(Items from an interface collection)
· · · ·

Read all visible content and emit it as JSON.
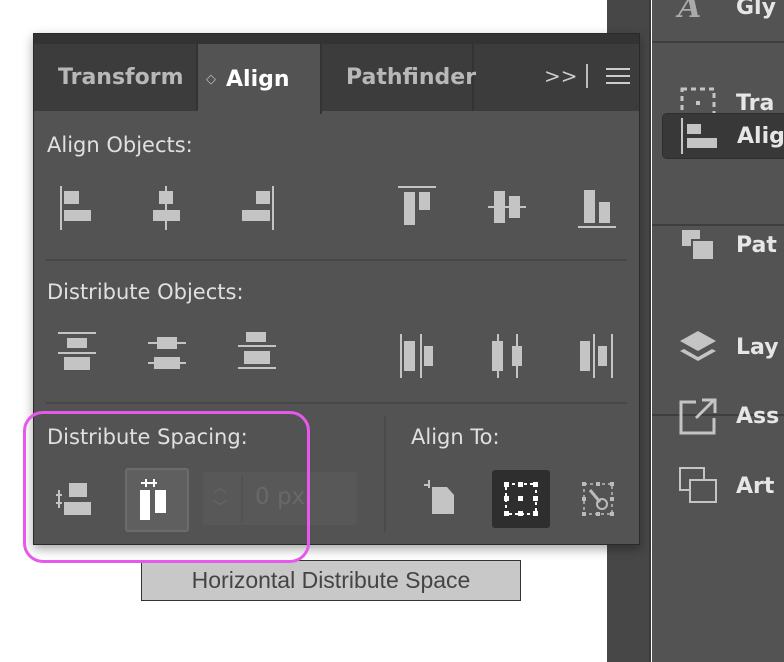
{
  "panel": {
    "tabs": [
      {
        "label": "Transform",
        "active": false
      },
      {
        "label": "Align",
        "active": true
      },
      {
        "label": "Pathfinder",
        "active": false
      }
    ],
    "overflow_label": ">>",
    "menu_icon": "hamburger-icon",
    "align_objects_label": "Align Objects:",
    "align_objects_buttons": [
      "horizontal-align-left",
      "horizontal-align-center",
      "horizontal-align-right",
      "vertical-align-top",
      "vertical-align-center",
      "vertical-align-bottom"
    ],
    "distribute_objects_label": "Distribute Objects:",
    "distribute_objects_buttons": [
      "vertical-distribute-top",
      "vertical-distribute-center",
      "vertical-distribute-bottom",
      "horizontal-distribute-left",
      "horizontal-distribute-center",
      "horizontal-distribute-right"
    ],
    "distribute_spacing_label": "Distribute Spacing:",
    "spacing_value": "0 px",
    "align_to_label": "Align To:",
    "align_to_selected": "align-to-selection"
  },
  "tooltip": "Horizontal Distribute Space",
  "dock": {
    "items": [
      {
        "label": "Gly"
      },
      {
        "label": "Tra"
      },
      {
        "label": "Alig",
        "active": true
      },
      {
        "label": "Pat"
      },
      {
        "label": "Lay"
      },
      {
        "label": "Ass"
      },
      {
        "label": "Art"
      }
    ]
  },
  "colors": {
    "highlight": "#e659ec",
    "panel": "#535353",
    "tabbar": "#3c3c3c"
  }
}
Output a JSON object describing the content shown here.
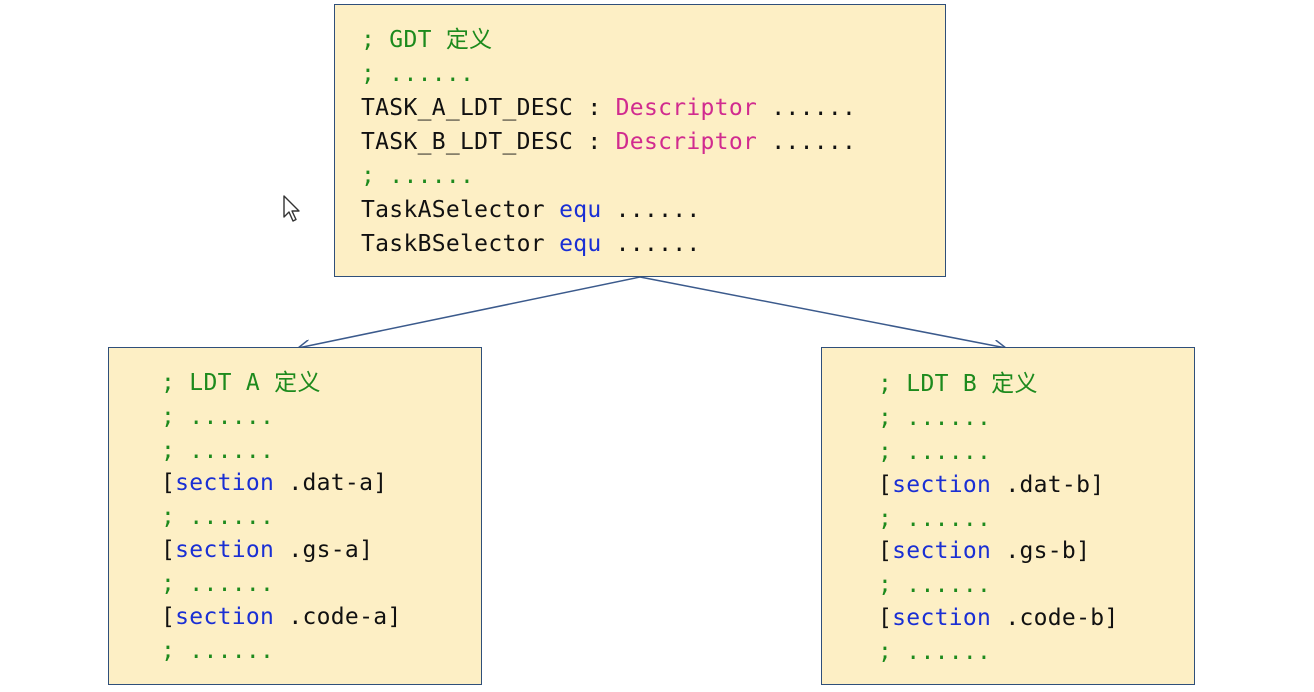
{
  "colors": {
    "box_fill": "#fdefc5",
    "box_border": "#2f4f7a",
    "comment": "#1d8a1d",
    "type": "#d12b8f",
    "keyword": "#1a2fd4",
    "plain": "#111111"
  },
  "gdt": {
    "line1": "; GDT 定义",
    "line2": "; ......",
    "desc_a_name": "TASK_A_LDT_DESC : ",
    "desc_a_type": "Descriptor",
    "desc_a_tail": " ......",
    "desc_b_name": "TASK_B_LDT_DESC : ",
    "desc_b_type": "Descriptor",
    "desc_b_tail": " ......",
    "line5": "; ......",
    "sel_a_name": "TaskASelector ",
    "sel_a_kw": "equ",
    "sel_a_tail": " ......",
    "sel_b_name": "TaskBSelector ",
    "sel_b_kw": "equ",
    "sel_b_tail": " ......"
  },
  "ldt_a": {
    "title": "; LDT A 定义",
    "c1": "; ......",
    "c2": "; ......",
    "sec1_open": "[",
    "sec1_kw": "section",
    "sec1_rest": " .dat-a]",
    "c3": "; ......",
    "sec2_open": "[",
    "sec2_kw": "section",
    "sec2_rest": " .gs-a]",
    "c4": "; ......",
    "sec3_open": "[",
    "sec3_kw": "section",
    "sec3_rest": " .code-a]",
    "c5": "; ......"
  },
  "ldt_b": {
    "title": "; LDT B 定义",
    "c1": "; ......",
    "c2": "; ......",
    "sec1_open": "[",
    "sec1_kw": "section",
    "sec1_rest": " .dat-b]",
    "c3": "; ......",
    "sec2_open": "[",
    "sec2_kw": "section",
    "sec2_rest": " .gs-b]",
    "c4": "; ......",
    "sec3_open": "[",
    "sec3_kw": "section",
    "sec3_rest": " .code-b]",
    "c5": "; ......"
  },
  "icons": {
    "cursor": "mouse-pointer-icon",
    "arrow_left": "arrow-down-left",
    "arrow_right": "arrow-down-right"
  }
}
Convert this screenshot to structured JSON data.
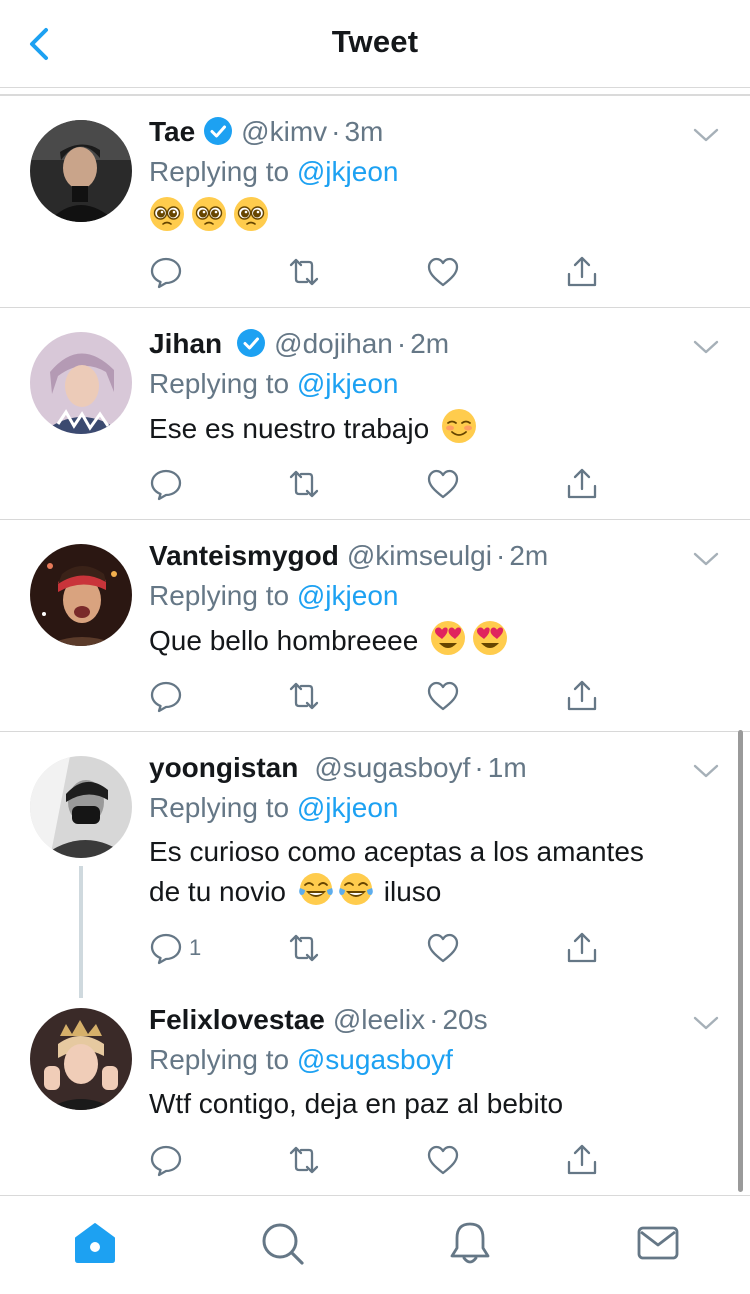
{
  "header": {
    "title": "Tweet",
    "back_icon": "chevron-left-icon"
  },
  "colors": {
    "accent": "#1da1f2",
    "secondary_text": "#657786",
    "text": "#14171a",
    "divider": "#d8d8d8"
  },
  "tweets": [
    {
      "name": "Tae",
      "verified": true,
      "handle": "@kimv",
      "sep": "·",
      "time": "3m",
      "reply_prefix": "Replying to",
      "reply_to": "@jkjeon",
      "text": "",
      "emojis": [
        "pleading-face",
        "pleading-face",
        "pleading-face"
      ],
      "reply_count": ""
    },
    {
      "name": "Jihan",
      "verified": true,
      "handle": "@dojihan",
      "sep": "·",
      "time": "2m",
      "reply_prefix": "Replying to",
      "reply_to": "@jkjeon",
      "text": "Ese es nuestro trabajo",
      "emojis": [
        "smiling-face"
      ],
      "reply_count": ""
    },
    {
      "name": "Vanteismygod",
      "verified": false,
      "handle": "@kimseulgi",
      "sep": "·",
      "time": "2m",
      "reply_prefix": "Replying to",
      "reply_to": "@jkjeon",
      "text": "Que bello hombreeee",
      "emojis": [
        "heart-eyes",
        "heart-eyes"
      ],
      "reply_count": ""
    },
    {
      "name": "yoongistan",
      "verified": false,
      "handle": "@sugasboyf",
      "sep": "·",
      "time": "1m",
      "reply_prefix": "Replying to",
      "reply_to": "@jkjeon",
      "text_line1": "Es curioso como aceptas a los amantes",
      "text_line2_a": "de tu novio",
      "text_line2_b": "iluso",
      "emojis": [
        "tears-of-joy",
        "tears-of-joy"
      ],
      "reply_count": "1"
    },
    {
      "name": "Felixlovestae",
      "verified": false,
      "handle": "@leelix",
      "sep": "·",
      "time": "20s",
      "reply_prefix": "Replying to",
      "reply_to": "@sugasboyf",
      "text": "Wtf contigo, deja en paz al bebito",
      "emojis": [],
      "reply_count": ""
    }
  ],
  "action_icons": [
    "reply-icon",
    "retweet-icon",
    "like-icon",
    "share-icon"
  ],
  "tabbar": {
    "tabs": [
      "home-icon",
      "search-icon",
      "notifications-icon",
      "messages-icon"
    ],
    "active": "home-icon"
  }
}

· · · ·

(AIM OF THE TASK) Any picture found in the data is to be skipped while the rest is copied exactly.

(RESULT OF THIS EXERCISE)
Read all visible content and emit it as JSON.
{
  "panel": {
    "tabs": [
      {
        "label": "Transform",
        "active": false
      },
      {
        "label": "Align",
        "active": true
      },
      {
        "label": "Pathfinder",
        "active": false
      }
    ],
    "overflow_label": ">>",
    "menu_icon": "hamburger-icon",
    "align_objects_label": "Align Objects:",
    "align_objects_buttons": [
      "horizontal-align-left",
      "horizontal-align-center",
      "horizontal-align-right",
      "vertical-align-top",
      "vertical-align-center",
      "vertical-align-bottom"
    ],
    "distribute_objects_label": "Distribute Objects:",
    "distribute_objects_buttons": [
      "vertical-distribute-top",
      "vertical-distribute-center",
      "vertical-distribute-bottom",
      "horizontal-distribute-left",
      "horizontal-distribute-center",
      "horizontal-distribute-right"
    ],
    "distribute_spacing_label": "Distribute Spacing:",
    "spacing_value": "0 px",
    "align_to_label": "Align To:",
    "align_to_selected": "align-to-selection"
  },
  "tooltip": "Horizontal Distribute Space",
  "dock": {
    "items": [
      {
        "label": "Gly"
      },
      {
        "label": "Tra"
      },
      {
        "label": "Alig",
        "active": true
      },
      {
        "label": "Pat"
      },
      {
        "label": "Lay"
      },
      {
        "label": "Ass"
      },
      {
        "label": "Art"
      }
    ]
  },
  "colors": {
    "highlight": "#e659ec",
    "panel": "#535353",
    "tabbar": "#3c3c3c"
  }
}
Output a JSON object describing the content shown here.
{
  "colors": {
    "box_fill": "#fdefc5",
    "box_border": "#2f4f7a",
    "comment": "#1d8a1d",
    "type": "#d12b8f",
    "keyword": "#1a2fd4",
    "plain": "#111111"
  },
  "gdt": {
    "line1": "; GDT 定义",
    "line2": "; ......",
    "desc_a_name": "TASK_A_LDT_DESC : ",
    "desc_a_type": "Descriptor",
    "desc_a_tail": " ......",
    "desc_b_name": "TASK_B_LDT_DESC : ",
    "desc_b_type": "Descriptor",
    "desc_b_tail": " ......",
    "line5": "; ......",
    "sel_a_name": "TaskASelector ",
    "sel_a_kw": "equ",
    "sel_a_tail": " ......",
    "sel_b_name": "TaskBSelector ",
    "sel_b_kw": "equ",
    "sel_b_tail": " ......"
  },
  "ldt_a": {
    "title": "; LDT A 定义",
    "c1": "; ......",
    "c2": "; ......",
    "sec1_open": "[",
    "sec1_kw": "section",
    "sec1_rest": " .dat-a]",
    "c3": "; ......",
    "sec2_open": "[",
    "sec2_kw": "section",
    "sec2_rest": " .gs-a]",
    "c4": "; ......",
    "sec3_open": "[",
    "sec3_kw": "section",
    "sec3_rest": " .code-a]",
    "c5": "; ......"
  },
  "ldt_b": {
    "title": "; LDT B 定义",
    "c1": "; ......",
    "c2": "; ......",
    "sec1_open": "[",
    "sec1_kw": "section",
    "sec1_rest": " .dat-b]",
    "c3": "; ......",
    "sec2_open": "[",
    "sec2_kw": "section",
    "sec2_rest": " .gs-b]",
    "c4": "; ......",
    "sec3_open": "[",
    "sec3_kw": "section",
    "sec3_rest": " .code-b]",
    "c5": "; ......"
  },
  "icons": {
    "cursor": "mouse-pointer-icon",
    "arrow_left": "arrow-down-left",
    "arrow_right": "arrow-down-right"
  }
}
Convert this screenshot to structured JSON data.
{
  "header": {
    "title": "Tweet",
    "back_icon": "chevron-left-icon"
  },
  "colors": {
    "accent": "#1da1f2",
    "secondary_text": "#657786",
    "text": "#14171a",
    "divider": "#d8d8d8"
  },
  "tweets": [
    {
      "name": "Tae",
      "verified": true,
      "handle": "@kimv",
      "sep": "·",
      "time": "3m",
      "reply_prefix": "Replying to",
      "reply_to": "@jkjeon",
      "text": "",
      "emojis": [
        "pleading-face",
        "pleading-face",
        "pleading-face"
      ],
      "reply_count": ""
    },
    {
      "name": "Jihan",
      "verified": true,
      "handle": "@dojihan",
      "sep": "·",
      "time": "2m",
      "reply_prefix": "Replying to",
      "reply_to": "@jkjeon",
      "text": "Ese es nuestro trabajo",
      "emojis": [
        "smiling-face"
      ],
      "reply_count": ""
    },
    {
      "name": "Vanteismygod",
      "verified": false,
      "handle": "@kimseulgi",
      "sep": "·",
      "time": "2m",
      "reply_prefix": "Replying to",
      "reply_to": "@jkjeon",
      "text": "Que bello hombreeee",
      "emojis": [
        "heart-eyes",
        "heart-eyes"
      ],
      "reply_count": ""
    },
    {
      "name": "yoongistan",
      "verified": false,
      "handle": "@sugasboyf",
      "sep": "·",
      "time": "1m",
      "reply_prefix": "Replying to",
      "reply_to": "@jkjeon",
      "text_line1": "Es curioso como aceptas a los amantes",
      "text_line2_a": "de tu novio",
      "text_line2_b": "iluso",
      "emojis": [
        "tears-of-joy",
        "tears-of-joy"
      ],
      "reply_count": "1"
    },
    {
      "name": "Felixlovestae",
      "verified": false,
      "handle": "@leelix",
      "sep": "·",
      "time": "20s",
      "reply_prefix": "Replying to",
      "reply_to": "@sugasboyf",
      "text": "Wtf contigo, deja en paz al bebito",
      "emojis": [],
      "reply_count": ""
    }
  ],
  "action_icons": [
    "reply-icon",
    "retweet-icon",
    "like-icon",
    "share-icon"
  ],
  "tabbar": {
    "tabs": [
      "home-icon",
      "search-icon",
      "notifications-icon",
      "messages-icon"
    ],
    "active": "home-icon"
  }
}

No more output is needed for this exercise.